“He had a great sense of humour. He wasn’t childish but child-like and he had a tremendous love of the universe and astronomy and scientists.
“He got their latest theories, which he would expand on. He was always galvanised and full of energy.”
I caught the episode of Dirty Jobs: Down Under where Mike was working for Snake-Away. It is a company in Adelaide, Australia that collects poisonous snakes that slither into swimming pools, homes and mainly garages. An Eastern Brown snake chasing mice made its way into the house of an elderly couple. The second most venomous snake in the world landed up in the couples pantry. The old woman sat up on the kitchen island as Mike and the Snake-Away guy lassoed the snake and bagged it. The elderly couple didn’t seem panicked or overly concerned. Just par for the course living in Adelaide. If that snake bites you, you have 15 minutes to get to a hospital or have the paramedics administer antivenom. The paramedics get caught in traffic, you die!
At one point Mike said why don’t they sell the place and move to North Dakota. Good advice, too many snakes for my liking.
Eastern Brown Snake
Mike Rowe has kicked off his new Discovery Channel show, Dirty Jobs: Down Under, and this week he faced deadly brown snakes.
There are a lot of snakes in Australia, so it doesn’t seem odd that there would be a job for someone to go around to people’s houses, extracting these deadly brown snakes from their homes. And, in Adelaide, Australia, there are more venomous snakes than in any other town in the world. The most dangerous is the Eastern brown snake—the second most deadly snake in the world. To catch it, one must first be certified.
Snake-Away gets 80 calls each day during the summer to remove snakes from people’s homes. Mike Rowe “interned” with the Snake-Away professionals for this episode. Before they even got started, Ian, the manager and owner of Snake-Away, was bitten by a non-venomous snake he had taken out for Mike to hold—not a great omen to start the show with, to be sure.
The rather interesting thing about the brown snake is that, even though there are obviously a lot of them, as a species native to Australia, they are protected. So, after they are caught, they are not killed; they are simply re-released, typically in a non-residential area close to the catch site, even though, as Ian said, Australia is starting to get too many of them.

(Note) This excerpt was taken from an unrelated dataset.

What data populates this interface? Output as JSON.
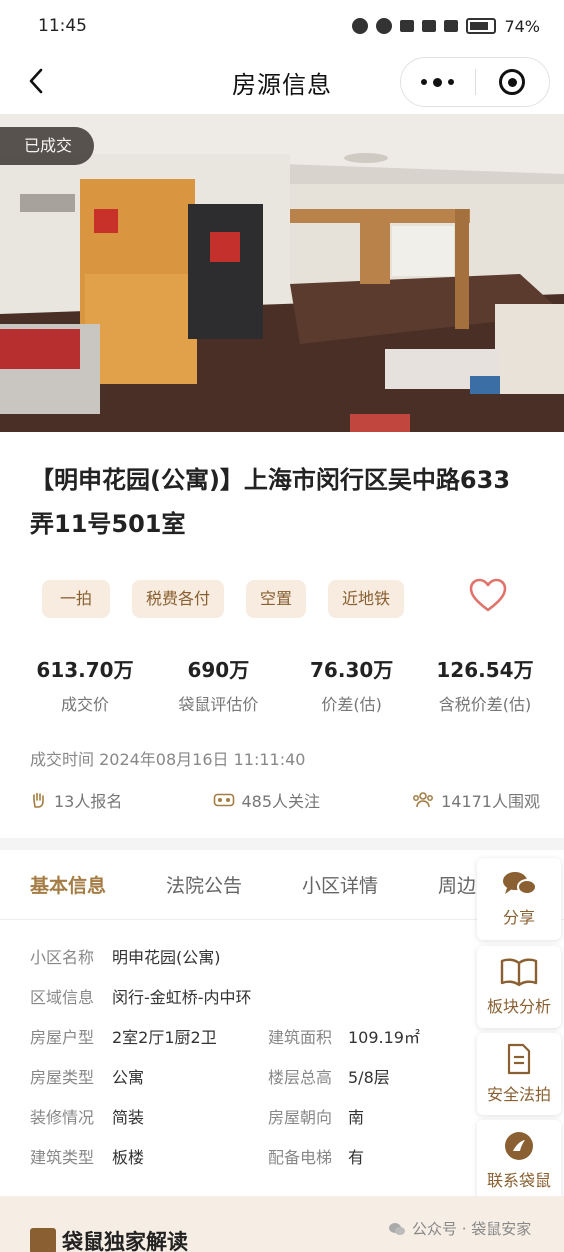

“Job security,” Rowe observed.
Dirty Jobs or Deadly Jobs?
Some Dirty Jobs are not necessarily as much “dirty” as they are “dangerous” or even “deadly,” and this week’s job would certainly qualify. Rowe is undoubtedly enthusiastic, but he is not an expert by any means in situations such as catching the second most deadly snake in the world. When one must be certified to catch these snakes, why is Mike Rowe doing it for an hour-long TV show? Snakes do not, one would assume, care about being on television, and probably do not recognize Rowe as being an entertainer. Therefore, it is unlikely that they are going to be inclined to cut him any special slack when deciding to strike. So, why risk it?
Ratings, of course; earning potential for “deadly” jobs is apparently more lucrative than for “dirty” ones. So, when Rowe makes a “rookie mistake” as he did in this episode, one that could literally cost him—or someone else—his life, well, it’s all done in the name of exciting television, assuming everyone survives.
Good luck Down Under, Mike; stay safe.